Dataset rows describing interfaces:
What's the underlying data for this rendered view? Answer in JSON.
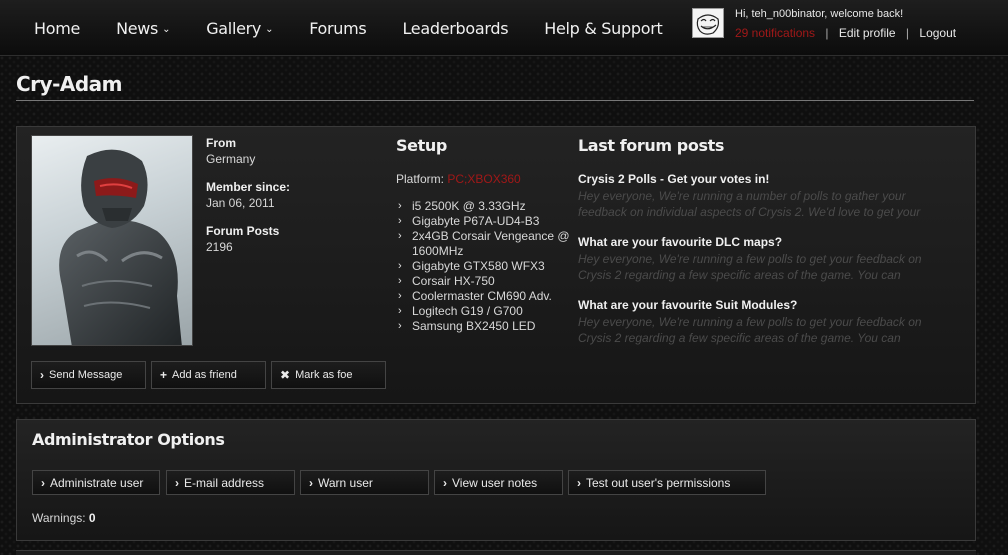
{
  "nav": {
    "items": [
      {
        "label": "Home",
        "dropdown": false
      },
      {
        "label": "News",
        "dropdown": true
      },
      {
        "label": "Gallery",
        "dropdown": true
      },
      {
        "label": "Forums",
        "dropdown": false
      },
      {
        "label": "Leaderboards",
        "dropdown": false
      },
      {
        "label": "Help & Support",
        "dropdown": false
      }
    ],
    "chevron": "⌄"
  },
  "user": {
    "welcome": "Hi, teh_n00binator, welcome back!",
    "notifications": "29 notifications",
    "edit_profile": "Edit profile",
    "logout": "Logout",
    "separator": "|",
    "avatar_icon": "troll-face-avatar"
  },
  "profile": {
    "name": "Cry-Adam",
    "from_label": "From",
    "from_value": "Germany",
    "member_since_label": "Member since:",
    "member_since_value": "Jan 06, 2011",
    "forum_posts_label": "Forum Posts",
    "forum_posts_value": "2196",
    "buttons": {
      "send_message": "Send Message",
      "add_friend": "Add as friend",
      "mark_foe": "Mark as foe"
    }
  },
  "setup": {
    "heading": "Setup",
    "platform_label": "Platform:",
    "platform_value": "PC;XBOX360",
    "bullet": "›",
    "items": [
      "i5 2500K @ 3.33GHz",
      "Gigabyte P67A-UD4-B3",
      "2x4GB Corsair Vengeance @ 1600MHz",
      "Gigabyte GTX580 WFX3",
      "Corsair HX-750",
      "Coolermaster CM690 Adv.",
      "Logitech G19 / G700",
      "Samsung BX2450 LED"
    ]
  },
  "last_posts": {
    "heading": "Last forum posts",
    "posts": [
      {
        "title": "Crysis 2 Polls - Get your votes in!",
        "excerpt": "Hey everyone, We're running a number of polls to gather your feedback on individual aspects of Crysis 2. We'd love to get your"
      },
      {
        "title": "What are your favourite DLC maps?",
        "excerpt": "Hey everyone, We're running a few polls to get your feedback on Crysis 2 regarding a few specific areas of the game. You can"
      },
      {
        "title": "What are your favourite Suit Modules?",
        "excerpt": "Hey everyone, We're running a few polls to get your feedback on Crysis 2 regarding a few specific areas of the game. You can"
      }
    ]
  },
  "admin": {
    "heading": "Administrator Options",
    "buttons": [
      "Administrate user",
      "E-mail address",
      "Warn user",
      "View user notes",
      "Test out user's permissions"
    ],
    "warnings_label": "Warnings:",
    "warnings_value": "0"
  },
  "colors": {
    "accent_red": "#a01818",
    "excerpt_gray": "#4b4b4b"
  }
}
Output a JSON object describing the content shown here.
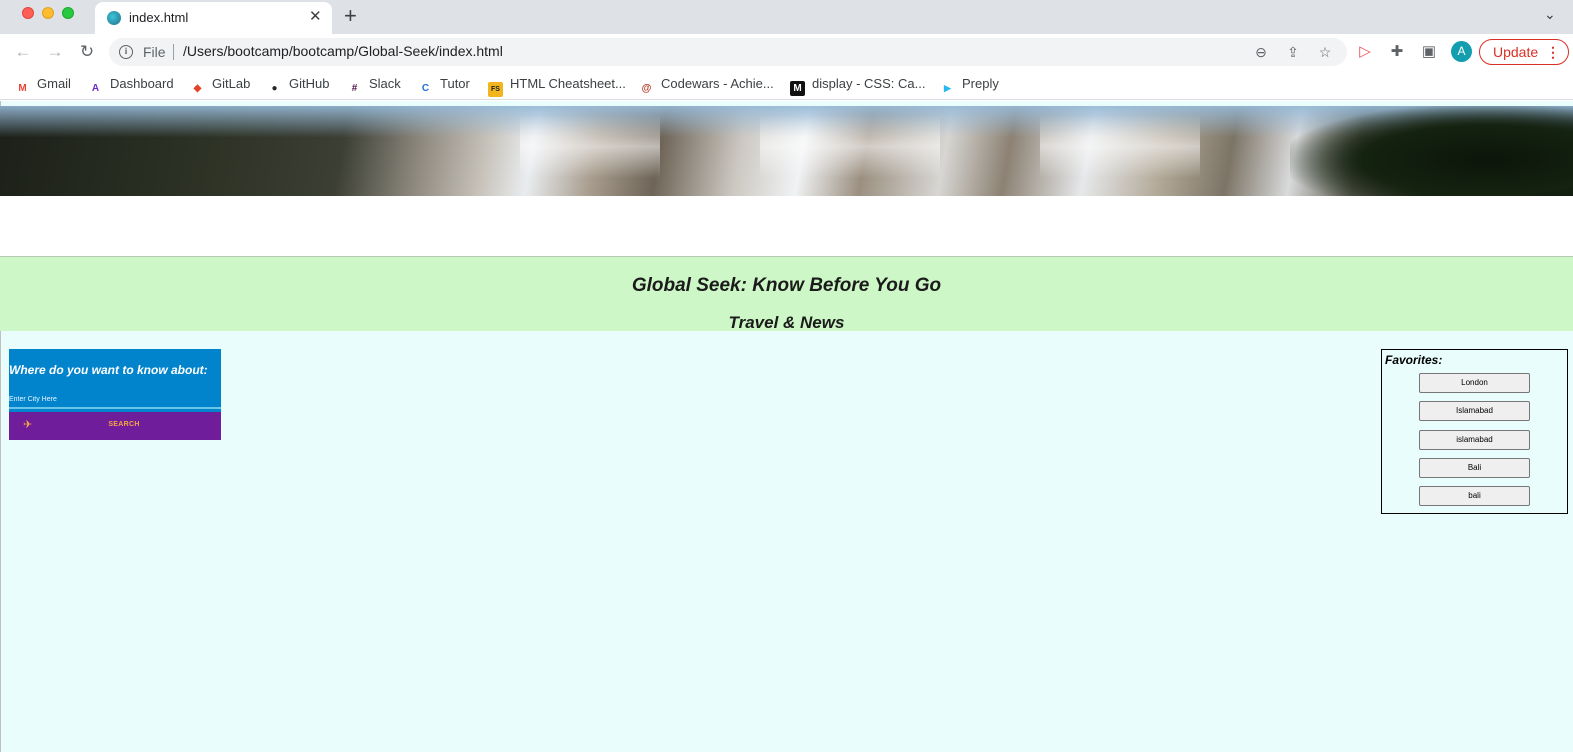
{
  "browser": {
    "tab": {
      "title": "index.html",
      "close": "✕"
    },
    "new_tab": "+",
    "omnibox": {
      "scheme": "File",
      "url": "/Users/bootcamp/bootcamp/Global-Seek/index.html"
    },
    "profile_initial": "A",
    "update_label": "Update",
    "bookmarks": [
      {
        "label": "Gmail",
        "icon": "gmail-icon",
        "glyph": "M",
        "color": "#ea4335"
      },
      {
        "label": "Dashboard",
        "icon": "dashboard-icon",
        "glyph": "A",
        "color": "#6b2bd6"
      },
      {
        "label": "GitLab",
        "icon": "gitlab-icon",
        "glyph": "◆",
        "color": "#e24329"
      },
      {
        "label": "GitHub",
        "icon": "github-icon",
        "glyph": "●",
        "color": "#24292e"
      },
      {
        "label": "Slack",
        "icon": "slack-icon",
        "glyph": "#",
        "color": "#4a154b"
      },
      {
        "label": "Tutor",
        "icon": "tutor-icon",
        "glyph": "C",
        "color": "#1e6fd9"
      },
      {
        "label": "HTML Cheatsheet...",
        "icon": "cheatsheet-icon",
        "glyph": "FS",
        "color": "#f2b51d"
      },
      {
        "label": "Codewars - Achie...",
        "icon": "codewars-icon",
        "glyph": "@",
        "color": "#b1361e"
      },
      {
        "label": "display - CSS: Ca...",
        "icon": "mdn-icon",
        "glyph": "M",
        "color": "#111111"
      },
      {
        "label": "Preply",
        "icon": "preply-icon",
        "glyph": "▶",
        "color": "#2ab8f0"
      }
    ]
  },
  "page": {
    "banner_title": "Global Seek: Know Before You Go",
    "banner_subtitle": "Travel & News",
    "search": {
      "heading": "Where do you want to know about:",
      "placeholder": "Enter City Here",
      "button_label": "SEARCH",
      "button_icon": "plane-icon"
    },
    "favorites": {
      "heading": "Favorites:",
      "items": [
        "London",
        "Islamabad",
        "islamabad",
        "Bali",
        "bali"
      ]
    }
  }
}
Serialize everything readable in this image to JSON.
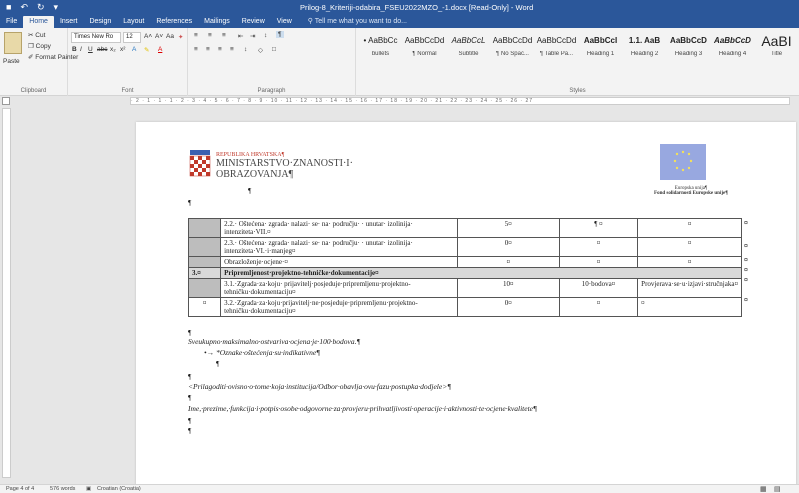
{
  "window": {
    "title": "Prilog-8_Kriteriji-odabira_FSEU2022MZO_-1.docx [Read-Only] - Word",
    "qat": [
      "■",
      "↶",
      "↻",
      "▾"
    ]
  },
  "tabs": [
    "File",
    "Home",
    "Insert",
    "Design",
    "Layout",
    "References",
    "Mailings",
    "Review",
    "View"
  ],
  "active_tab": "Home",
  "tell_me": "Tell me what you want to do...",
  "clipboard": {
    "paste": "Paste",
    "cut": "Cut",
    "copy": "Copy",
    "format_painter": "Format Painter",
    "label": "Clipboard"
  },
  "font": {
    "name": "Times New Ro",
    "size": "12",
    "label": "Font",
    "grow": "A˄",
    "shrink": "A˅",
    "case": "Aa",
    "clear": "✦",
    "bold": "B",
    "italic": "I",
    "underline": "U",
    "strike": "abc",
    "sub": "x₂",
    "sup": "x²",
    "effects": "A",
    "highlight": "✎",
    "color": "A"
  },
  "paragraph": {
    "label": "Paragraph",
    "bullets": "≡",
    "numbering": "≡",
    "multilevel": "≡",
    "decrease": "⇤",
    "increase": "⇥",
    "sort": "↕",
    "show": "¶",
    "align_left": "≡",
    "center": "≡",
    "align_right": "≡",
    "justify": "≡",
    "spacing": "↕",
    "shading": "◇",
    "borders": "□"
  },
  "styles": {
    "label": "Styles",
    "items": [
      {
        "preview": "• AaBbCc",
        "name": "bullets"
      },
      {
        "preview": "AaBbCcDd",
        "name": "¶ Normal"
      },
      {
        "preview": "AaBbCcL",
        "name": "Subtitle"
      },
      {
        "preview": "AaBbCcDd",
        "name": "¶ No Spac..."
      },
      {
        "preview": "AaBbCcDd",
        "name": "¶ Table Pa..."
      },
      {
        "preview": "AaBbCcI",
        "name": "Heading 1"
      },
      {
        "preview": "1.1. AaB",
        "name": "Heading 2"
      },
      {
        "preview": "AaBbCcD",
        "name": "Heading 3"
      },
      {
        "preview": "AaBbCcD",
        "name": "Heading 4"
      },
      {
        "preview": "AaBI",
        "name": "Title"
      }
    ]
  },
  "ruler_text": "· 2 · 1 · 1 · 1 · 2 · 3 · 4 · 5 · 6 · 7 · 8 · 9 · 10 · 11 · 12 · 13 · 14 · 15 · 16 · 17 · 18 · 19 · 20 · 21 · 22 · 23 · 24 · 25 · 26 · 27",
  "header": {
    "ministry_small": "REPUBLIKA HRVATSKA¶",
    "ministry_line1": "MINISTARSTVO·ZNANOSTI·I·",
    "ministry_line2": "OBRAZOVANJA¶",
    "eu_cap1": "Europska unija¶",
    "eu_cap2": "Fond solidarnosti Europske unije¶"
  },
  "table": {
    "rows": [
      {
        "num": "",
        "text": "2.2.· Oštećena· zgrada· nalazi· se· na· području· · unutar· izolinija· intenziteta·VII.¤",
        "c1": "5¤",
        "c2": "¶ ¤",
        "c3": "¤"
      },
      {
        "num": "",
        "text": "2.3.· Oštećena· zgrada· nalazi· se· na· području· · unutar· izolinija· intenziteta·VI.·i·manjeg¤",
        "c1": "0¤",
        "c2": "¤",
        "c3": "¤"
      },
      {
        "num": "",
        "text": "Obrazloženje·ocjene·¤",
        "c1": "¤",
        "c2": "¤",
        "c3": "¤"
      },
      {
        "num": "3.¤",
        "text": "Pripremljenost·projektno-tehničke·dokumentacije¤",
        "c1": "",
        "c2": "",
        "c3": "",
        "section": true
      },
      {
        "num": "",
        "text": "3.1.·Zgrada·za·koju· prijavitelj·posjeduje·pripremljenu·projektno-tehničku·dokumentaciju¤",
        "c1": "10¤",
        "c2": "10·bodova¤",
        "c3": "Provjerava·se·u·izjavi·stručnjaka¤"
      },
      {
        "num": "¤",
        "text": "3.2.·Zgrada·za·koju·prijavitelj·ne·posjeduje·pripremljenu·projektno-tehničku·dokumentaciju¤",
        "c1": "0¤",
        "c2": "¤",
        "c3": "¤"
      }
    ]
  },
  "body": {
    "pil": "¶",
    "max_score": "Sveukupno·maksimalno·ostvariva·ocjena·je·100·bodova.¶",
    "bullet": "•→ *Oznake·oštećenja·su·indikativne¶",
    "adjust": "<Prilagoditi·ovisno·o·tome·koja·institucija/Odbor·obavlja·ovu·fazu·postupka·dodjele>¶",
    "name_line": "Ime,·prezime,·funkcija·i·potpis·osobe·odgovorne·za·provjeru·prihvatljivosti·operacije·i·aktivnosti·te·ocjene·kvalitete¶",
    "end_mark": "¤"
  },
  "status": {
    "page": "Page 4 of 4",
    "words": "576 words",
    "lang": "Croatian (Croatia)"
  },
  "colors": {
    "accent": "#2b579a",
    "ministry_red": "#c0392b",
    "eu_blue": "#98a8e0"
  }
}
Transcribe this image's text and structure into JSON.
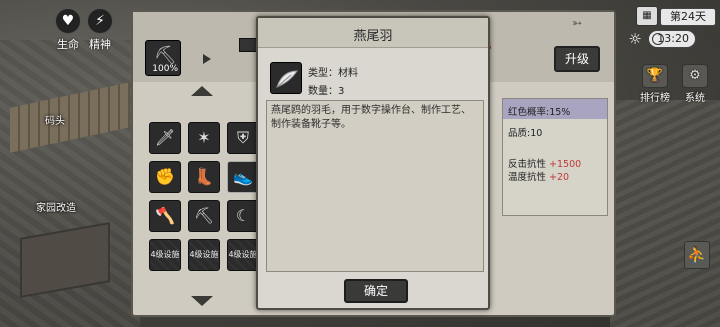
{
  "hud": {
    "stat_life": "生命",
    "stat_spirit": "精神",
    "map_label_dock": "码头",
    "map_label_home": "家园改造",
    "calendar_icon": "calendar-icon",
    "day": "第24天",
    "time": "13:20",
    "ranking": "排行榜",
    "system": "系统"
  },
  "craft_panel": {
    "top_item_pct": "100%",
    "upgrade_label": "升级",
    "locked_slot_label": "4级设施",
    "stats": {
      "red_prob": "红色概率:15%",
      "quality": "品质:10",
      "counter_res_label": "反击抗性",
      "counter_res_value": "+1500",
      "temp_res_label": "温度抗性",
      "temp_res_value": "+20"
    }
  },
  "modal": {
    "title": "燕尾羽",
    "type_line": "类型：材料",
    "count_line": "数量：3",
    "description": "燕尾鸥的羽毛，用于数字操作台、制作工艺、制作装备靴子等。",
    "confirm_label": "确定"
  },
  "colors": {
    "accent_red": "#c0393b",
    "panel_bg": "#cfcbc0",
    "modal_bg": "#d9d7cf"
  }
}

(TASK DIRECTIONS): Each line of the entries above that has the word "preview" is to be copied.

(TASK RESULT):
        "preview": "• AaBbCc",
        "preview": "AaBbCcDd",
        "preview": "AaBbCcL",
        "preview": "AaBbCcDd",
        "preview": "AaBbCcDd",
        "preview": "AaBbCcI",
        "preview": "1.1. AaB",
        "preview": "AaBbCcD",
        "preview": "AaBbCcD",
        "preview": "AaBI",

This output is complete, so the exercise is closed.